Der Ring des Nibelungen: Götterdämmerung

Reviewer's Rating

Götterdämmerung – the last opera in Wagner’s Ring cycle directed by Frank Castorf in celebration of the bicentenary of the composer’s birth in 2013 – is dominated in the final scene by the New York Stock Exchange whose neo-classical façade, adorned by a half-dozen fluted Corinthian columns, complements extremely well the neo-classical interior of Bayreuth’s Festspielhaus.

Serbian-born artist, Aleksandar Denić, produced a host of stunning sets for the four operas of the Ring built on a massive revolving stage but what he came up with for Götterdämmerung is quite staggering.

A Döner kebab shop fills a wedge of waste land behind an old run-down tenement block sharing the stage with the NYSE while a doorway shelters a homeless couple and a set of large oil-barrels freely stands by a chemical plant nearby. Would they ignite to engulf Valhalla in flames? Would the NYSE go up in smoke? These two questions kept ringing in my head.

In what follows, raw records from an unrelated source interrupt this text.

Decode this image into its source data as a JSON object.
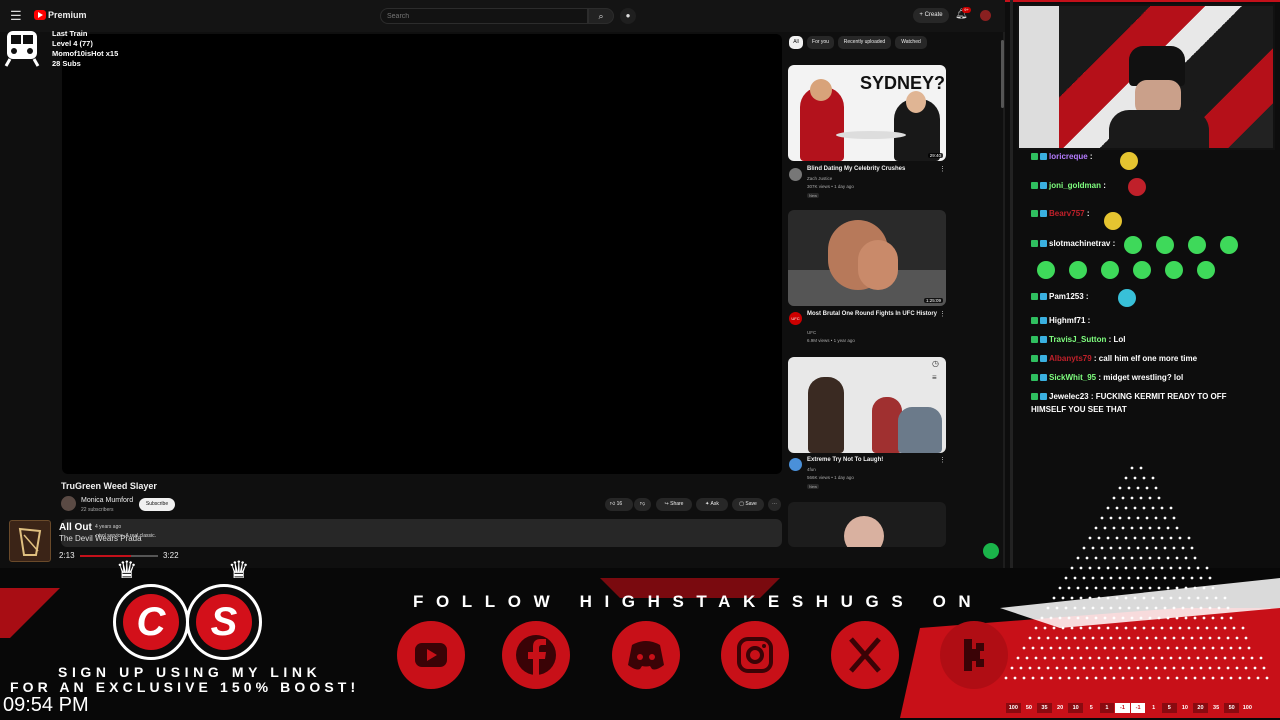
{
  "youtube": {
    "brand": "Premium",
    "search_placeholder": "Search",
    "create_label": "Create",
    "notif_count": "9+",
    "video": {
      "title": "TruGreen Weed Slayer",
      "channel": "Monica Mumford",
      "subscribers": "22 subscribers",
      "subscribe_label": "Subscribe",
      "likes": "16",
      "share_label": "Share",
      "ask_label": "Ask",
      "save_label": "Save",
      "description_date": "4 years ago",
      "description_snippet": "ntrol service.  A real classic."
    },
    "chips": [
      "All",
      "For you",
      "Recently uploaded",
      "Watched"
    ],
    "recommendations": [
      {
        "title": "Blind Dating My Celebrity Crushes",
        "channel": "Zach Justice",
        "meta": "307K views • 1 day ago",
        "badge": "New",
        "duration": "29:40",
        "thumb_text": "SYDNEY?"
      },
      {
        "title": "Most Brutal One Round Fights In UFC History",
        "channel": "UFC",
        "meta": "6.9M views • 1 year ago",
        "duration": "1:25:09",
        "avatar_text": "UFC"
      },
      {
        "title": "Extreme Try Not To Laugh!",
        "channel": "4fun",
        "meta": "566K views • 1 day ago",
        "badge": "New"
      }
    ]
  },
  "subs_overlay": {
    "lines": [
      "Last Train",
      "Level 4  (77)",
      "Momof10isHot x15",
      "28 Subs"
    ]
  },
  "now_playing": {
    "title": "All Out",
    "artist": "The Devil Wears Prada",
    "elapsed": "2:13",
    "total": "3:22",
    "progress": 0.66
  },
  "chat": [
    {
      "user": "loricreque",
      "color": "#b57cff",
      "msg": ""
    },
    {
      "user": "joni_goldman",
      "color": "#7fff7f",
      "msg": ""
    },
    {
      "user": "Bearv757",
      "color": "#c0202a",
      "msg": ""
    },
    {
      "user": "slotmachinetrav",
      "color": "#ffffff",
      "msg": ""
    },
    {
      "user": "Pam1253",
      "color": "#ffffff",
      "msg": ""
    },
    {
      "user": "Highmf71",
      "color": "#ffffff",
      "msg": ""
    },
    {
      "user": "TravisJ_Sutton",
      "color": "#7fff7f",
      "msg": "Lol"
    },
    {
      "user": "Albanyts79",
      "color": "#c0202a",
      "msg": "call him elf one more time"
    },
    {
      "user": "SickWhit_95",
      "color": "#7fff7f",
      "msg": "midget wrestling? lol"
    },
    {
      "user": "Jewelec23",
      "color": "#ffffff",
      "msg": "FUCKING KERMIT READY TO OFF"
    },
    {
      "user": "",
      "color": "#ffffff",
      "msg": "HIMSELF YOU SEE THAT"
    }
  ],
  "overlay": {
    "follow_text": "FOLLOW HIGHSTAKESHUGS ON",
    "signup_line1": "SIGN UP USING MY LINK",
    "signup_line2": "FOR AN EXCLUSIVE 150% BOOST!",
    "clock": "09:54 PM",
    "logo_letters": [
      "C",
      "S"
    ],
    "socials": [
      "youtube-icon",
      "facebook-icon",
      "discord-icon",
      "instagram-icon",
      "x-icon",
      "kick-icon"
    ],
    "ladder": [
      "100",
      "50",
      "35",
      "20",
      "10",
      "5",
      "1",
      "-1",
      "-1",
      "1",
      "5",
      "10",
      "20",
      "35",
      "50",
      "100"
    ]
  },
  "colors": {
    "accent_red": "#c81018",
    "yt_bg": "#0f0f0f"
  }
}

Alas, nothing like this really happens, even though Brünnhilde rages round the stage fiercely dousing gasoline all over the place giving one hope of a grand and pyrotechnical climax. In the end, the Gods and their beloved Valhalla hit the buffers rather quietly. Wagner’s music radiated round the vastness of the Graeco-Roman-designed Festspielhaus in a haunting and spiritual way while the Rhinemaidens shadow Brünnhilde to get back the ring and Hagen’s seen staring longingly into a raging-burning brazier knowing that the game’s up.

The singing, however, is exceptional and Claudia Mahnke (Waltraute) – also Second Norn with Anna Lapkovskaja and Christiane Kohl – is simply a joy to listen to and perfect for the roles she played. As for Catherine Foster as Brünnhilde, she’s a force to be reckoned with. Her voice is so unrestrained and hovers like a dove in flight especially in the top register.

The well-loved scene where Waltraute comes to warn Brünnhilde to return the Ring to the Rhinemaidens to end the dreaded curse is brilliantly executed and passionately sung by Ms Mahnke while Alejandro Marco-Buhrmester and Allison Oakes work well together as Gunther and Gutrune feeling the heat and the brute-force of Hagen so menacingly sung by Stephen Milling who chills the air just by his presence let alone his actions.

Full marks go to Kirill Petrenko for such outstanding work in the pit with the Bayreuth Orchestra hand-picked from some of the finest musicians to be found in Germany. They played brilliantly offering a grand rendering of Siegfried’s Rhine Journey and Funeral March. And when Maestro Petrenko took his final curtain with all his players gathered round him on stage, the audience ignited and boiled over stamping their seal of approval on one of the hottest nights of the year with temperatures touching 40 degrees C.

If the game’s up for Hagen, it’s not up for Castorf! His Ring still packs a punch or two and raises a ‘boo’ at the same time and leaves a lot to the imagination. But as Wagner exclaimed: imagination creates reality! Indeed, it does!